#### [DATA TO USE]
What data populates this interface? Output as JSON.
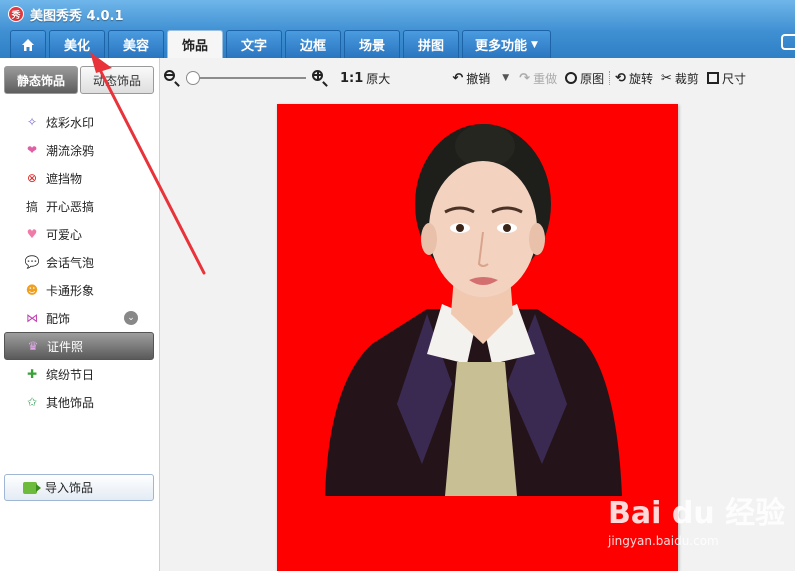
{
  "app": {
    "title": "美图秀秀 4.0.1",
    "logo_text": "秀"
  },
  "tabs": [
    {
      "label": "",
      "icon": "home-icon"
    },
    {
      "label": "美化"
    },
    {
      "label": "美容"
    },
    {
      "label": "饰品",
      "active": true
    },
    {
      "label": "文字"
    },
    {
      "label": "边框"
    },
    {
      "label": "场景"
    },
    {
      "label": "拼图"
    },
    {
      "label": "更多功能",
      "dropdown": true
    }
  ],
  "toolbar": {
    "zoom_ratio": "1:1",
    "original_size": "原大",
    "undo": "撤销",
    "redo": "重做",
    "original": "原图",
    "rotate": "旋转",
    "crop": "裁剪",
    "size": "尺寸"
  },
  "sidebar": {
    "tabs": [
      {
        "label": "静态饰品",
        "active": true
      },
      {
        "label": "动态饰品"
      }
    ],
    "items": [
      {
        "label": "炫彩水印",
        "icon": "sparkle-icon",
        "glyph": "✧",
        "color": "#7d6bd8"
      },
      {
        "label": "潮流涂鸦",
        "icon": "lips-icon",
        "glyph": "❤",
        "color": "#e05fa5"
      },
      {
        "label": "遮挡物",
        "icon": "mask-icon",
        "glyph": "⊗",
        "color": "#d22"
      },
      {
        "label": "开心恶搞",
        "icon": "prank-icon",
        "glyph": "搞",
        "color": "#333"
      },
      {
        "label": "可爱心",
        "icon": "heart-icon",
        "glyph": "♥",
        "color": "#f07aa8"
      },
      {
        "label": "会话气泡",
        "icon": "speech-bubble-icon",
        "glyph": "💬",
        "color": "#d44"
      },
      {
        "label": "卡通形象",
        "icon": "cartoon-icon",
        "glyph": "☻",
        "color": "#f0a020"
      },
      {
        "label": "配饰",
        "icon": "bow-icon",
        "glyph": "⋈",
        "color": "#c23fb2",
        "expandable": true
      },
      {
        "label": "证件照",
        "icon": "id-photo-icon",
        "glyph": "♛",
        "color": "#e0a8e8",
        "selected": true
      },
      {
        "label": "缤纷节日",
        "icon": "gift-icon",
        "glyph": "✚",
        "color": "#3aa03a"
      },
      {
        "label": "其他饰品",
        "icon": "star-icon",
        "glyph": "✩",
        "color": "#3a9c5a"
      }
    ],
    "import_label": "导入饰品"
  },
  "watermark": {
    "brand": "Bai du 经验",
    "url": "jingyan.baidu.com"
  },
  "colors": {
    "photo_background": "#ff0000",
    "accent": "#2f7fc6",
    "arrow": "#e8333a"
  }
}
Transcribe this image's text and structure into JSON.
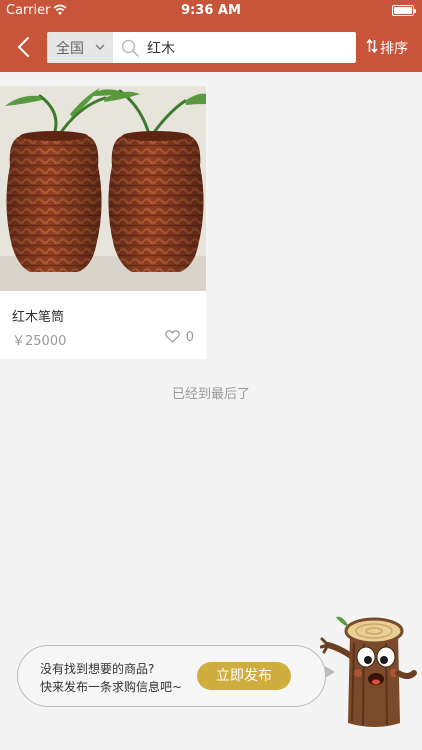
{
  "status_bar": {
    "carrier": "Carrier",
    "time": "9:36 AM",
    "battery_level": 1.0
  },
  "nav": {
    "back_icon": "chevron-left-icon",
    "region": "全国",
    "search_query": "红木",
    "sort_label": "排序",
    "accent_color": "#c8553a"
  },
  "products": [
    {
      "title": "红木笔筒",
      "price": "￥25000",
      "likes": "0",
      "image": "two-woven-redwood-vases-with-bamboo"
    }
  ],
  "list_end_message": "已经到最后了",
  "prompt": {
    "line1": "没有找到想要的商品?",
    "line2": "快来发布一条求购信息吧~",
    "publish_label": "立即发布",
    "button_color": "#cfae3f",
    "mascot": "wood-stump-mascot-icon"
  }
}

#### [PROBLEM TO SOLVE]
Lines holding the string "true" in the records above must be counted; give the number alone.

#### [ANSWER BOX]
5